(Beginning of Record excerpts)
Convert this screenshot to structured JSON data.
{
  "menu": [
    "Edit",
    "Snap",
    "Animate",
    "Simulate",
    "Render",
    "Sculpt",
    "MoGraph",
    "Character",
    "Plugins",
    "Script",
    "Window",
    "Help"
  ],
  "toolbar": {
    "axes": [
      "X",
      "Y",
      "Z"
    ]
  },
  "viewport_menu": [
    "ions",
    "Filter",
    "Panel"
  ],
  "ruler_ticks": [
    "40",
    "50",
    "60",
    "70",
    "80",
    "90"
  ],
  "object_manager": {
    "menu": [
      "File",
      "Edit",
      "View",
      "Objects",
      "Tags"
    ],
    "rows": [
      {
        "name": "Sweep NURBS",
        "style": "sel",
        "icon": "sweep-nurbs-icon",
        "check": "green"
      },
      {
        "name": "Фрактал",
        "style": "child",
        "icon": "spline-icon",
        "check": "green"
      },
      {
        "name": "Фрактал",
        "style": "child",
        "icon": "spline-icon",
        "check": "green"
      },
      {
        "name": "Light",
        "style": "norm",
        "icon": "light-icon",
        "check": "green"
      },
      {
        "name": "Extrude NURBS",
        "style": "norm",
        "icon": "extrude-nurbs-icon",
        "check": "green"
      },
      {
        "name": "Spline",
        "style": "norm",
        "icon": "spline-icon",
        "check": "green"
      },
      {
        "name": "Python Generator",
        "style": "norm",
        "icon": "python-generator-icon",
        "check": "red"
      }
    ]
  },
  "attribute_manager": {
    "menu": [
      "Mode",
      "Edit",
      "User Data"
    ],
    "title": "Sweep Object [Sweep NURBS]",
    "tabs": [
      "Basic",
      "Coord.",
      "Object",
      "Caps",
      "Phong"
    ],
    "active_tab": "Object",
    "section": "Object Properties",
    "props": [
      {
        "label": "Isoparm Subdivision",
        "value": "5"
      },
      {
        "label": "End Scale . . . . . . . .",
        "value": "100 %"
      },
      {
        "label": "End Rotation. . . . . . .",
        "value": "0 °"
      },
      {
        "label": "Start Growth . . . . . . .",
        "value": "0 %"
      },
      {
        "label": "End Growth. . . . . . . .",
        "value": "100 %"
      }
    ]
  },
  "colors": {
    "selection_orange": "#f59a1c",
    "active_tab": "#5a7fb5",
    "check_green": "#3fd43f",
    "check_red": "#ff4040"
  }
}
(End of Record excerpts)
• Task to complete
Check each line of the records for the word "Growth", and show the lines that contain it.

• Written response
        "label": "Start Growth . . . . . . .",
        "label": "End Growth. . . . . . . .",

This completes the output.